NASA Astronauts Scott Kelly (left) and Kjell Lindgren will conduct two spacewalks to upgrade and service the International Space Station on Oct. 28 and Nov. 6.
NASA astronauts Scott Kelly and Kjell Lindgren will begin the first of two spacewalks Wednesday morning to service and upgrade the International Space Station. The duo have completed reviewing their procedures, preparing their U.S. spacesuits and organizing their tools inside the U.S. Quest airlock. NASA Television will cover the spacewalk live beginning at 6:30 a.m. EDT.
They will spend six hours and 30 minutes to cover the Alpha Magnetic Spectrometer with a thermal blanket, lubricate the leading edge of the Canadarm2 and route power and data cables for a future docking port. This will be the first spacewalk for both astronauts who will also be assisted from inside the station by Japanese astronaut Kimiya Yui. Monitoring the activities from the ground will be Tracy Caldwell, a veteran of three spacewalks.

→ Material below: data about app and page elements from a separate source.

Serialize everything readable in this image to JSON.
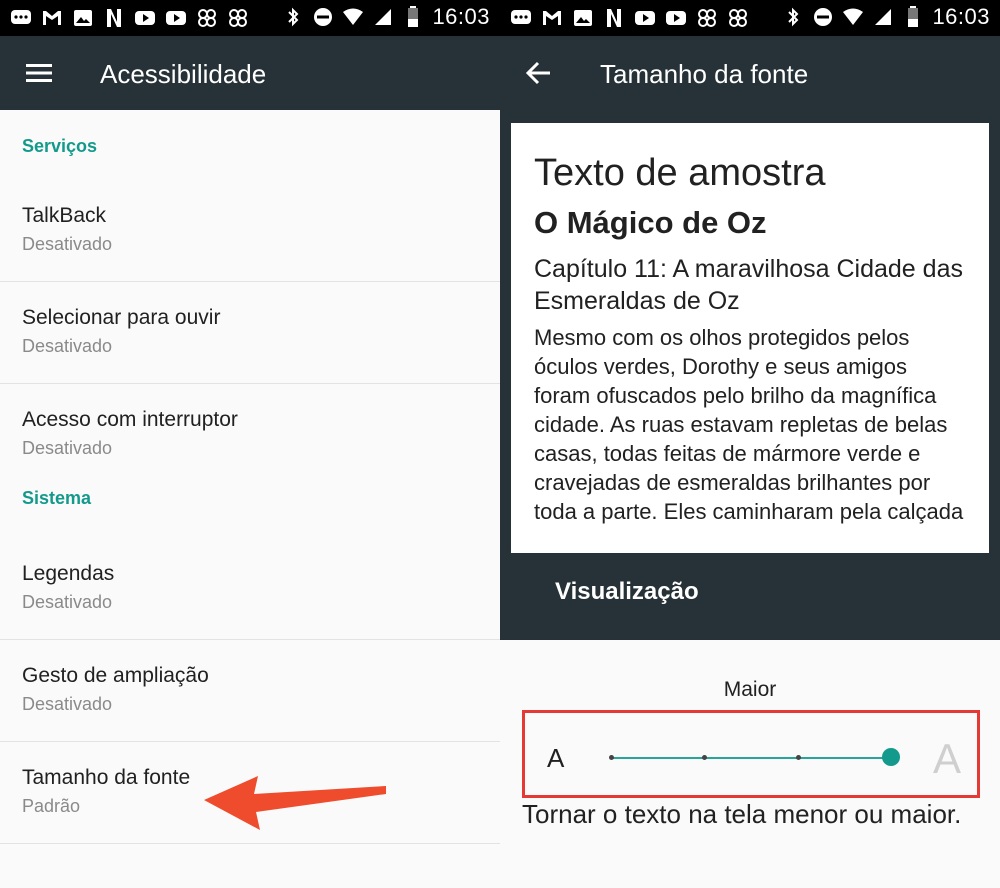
{
  "status_bar": {
    "time": "16:03"
  },
  "left": {
    "title": "Acessibilidade",
    "sections": [
      {
        "header": "Serviços",
        "items": [
          {
            "title": "TalkBack",
            "subtitle": "Desativado"
          },
          {
            "title": "Selecionar para ouvir",
            "subtitle": "Desativado"
          },
          {
            "title": "Acesso com interruptor",
            "subtitle": "Desativado"
          }
        ]
      },
      {
        "header": "Sistema",
        "items": [
          {
            "title": "Legendas",
            "subtitle": "Desativado"
          },
          {
            "title": "Gesto de ampliação",
            "subtitle": "Desativado"
          },
          {
            "title": "Tamanho da fonte",
            "subtitle": "Padrão"
          }
        ]
      }
    ]
  },
  "right": {
    "title": "Tamanho da fonte",
    "preview": {
      "heading": "Texto de amostra",
      "book": "O Mágico de Oz",
      "chapter": "Capítulo 11: A maravilhosa Cidade das Esmeraldas de Oz",
      "body": "Mesmo com os olhos protegidos pelos óculos verdes, Dorothy e seus amigos foram ofuscados pelo brilho da magnífica cidade. As ruas estavam repletas de belas casas, todas feitas de mármore verde e cravejadas de esmeraldas brilhantes por toda a parte. Eles caminharam pela calçada",
      "label": "Visualização"
    },
    "size_label": "Maior",
    "small_a": "A",
    "large_a": "A",
    "slider": {
      "steps": 4,
      "selected_index": 3
    },
    "hint": "Tornar o texto na tela menor ou maior."
  },
  "colors": {
    "accent": "#139a8c",
    "appbar": "#263238",
    "highlight": "#e53935"
  }
}
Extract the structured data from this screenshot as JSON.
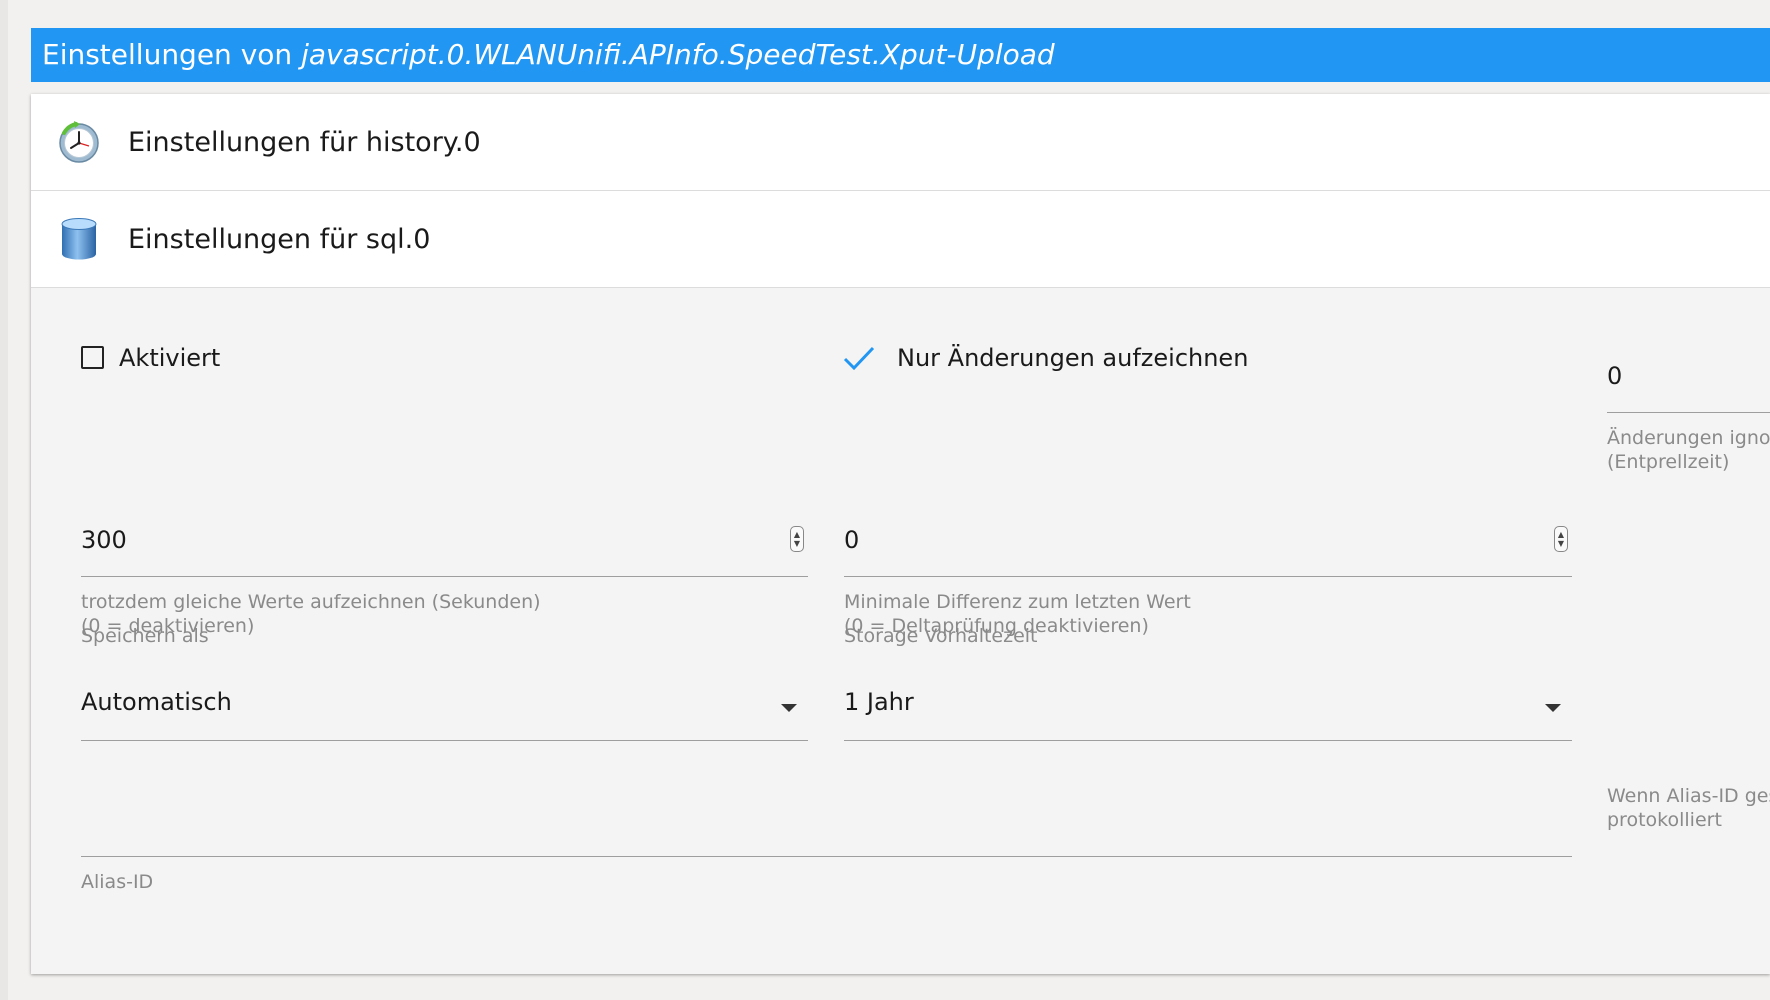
{
  "header": {
    "prefix": "Einstellungen von",
    "object_id": "javascript.0.WLANUnifi.APInfo.SpeedTest.Xput-Upload"
  },
  "sections": {
    "history": {
      "title": "Einstellungen für history.0",
      "icon": "clock-icon"
    },
    "sql": {
      "title": "Einstellungen für sql.0",
      "icon": "database-icon"
    }
  },
  "form": {
    "enabled": {
      "label": "Aktiviert",
      "checked": false
    },
    "changes_only": {
      "label": "Nur Änderungen aufzeichnen",
      "checked": true
    },
    "debounce": {
      "value": "0",
      "help_line1": "Änderungen ignori",
      "help_line2": "(Entprellzeit)"
    },
    "same_values": {
      "value": "300",
      "help_line1": "trotzdem gleiche Werte aufzeichnen (Sekunden)",
      "help_line2": "(0 = deaktivieren)"
    },
    "min_diff": {
      "value": "0",
      "help_line1": "Minimale Differenz zum letzten Wert",
      "help_line2": "(0 = Deltaprüfung deaktivieren)"
    },
    "store_as": {
      "label": "Speichern als",
      "value": "Automatisch"
    },
    "retention": {
      "label": "Storage Vorhaltezeit",
      "value": "1 Jahr"
    },
    "alias": {
      "label": "Alias-ID",
      "value": "",
      "help_line1": "Wenn Alias-ID ges",
      "help_line2": "protokolliert"
    }
  },
  "colors": {
    "accent": "#2196f3",
    "checkmark": "#2196f3",
    "panel_bg": "#f4f4f4",
    "page_bg": "#f3f1ef"
  }
}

Meanwhile, on the Russian side of the orbital laboratory, the trio of veteran cosmonauts stayed focused on their ongoing maintenance and science activities. Sergey Volkov spent time assisting Kelly and Lindgren today then looked at how the immune system is affected by stress in space. One-Year crew member Mikhail Kornienko explored blood circulation adaptation then worked on cargo transfers from the Progress 60 resupply ship. Oleg Kononenko studied material physics as he observed plasma crystals and liquid crystals.
Scott Kelly Prepares For a Spacewalk
Expedition 45 Commander Scott Kelly tries on his spacesuit inside the U.S. Quest airlock of the International Space Station. Kelly and Flight Engineer Kjell Lindgren will venture outside the station for a pair of spacewalks, the first of their careers, on Wednesday, Oct. 28 and Friday, Nov. 6.
The Oct. 28 spacewalk is set to last six hours and 30 minutes after Kelly and Lindgren set their spacesuits to battery power. It will be the 32nd U.S. spacewalk, and will focus on station upgrades and maintenance tasks, including installing a thermal cover on the Alpha Magnetic Spectrometer, which is a state-of-the-art particle physics detector that has been attached to the station since 2011. NASA TV coverage will begin at 6:30 a.m. EDT.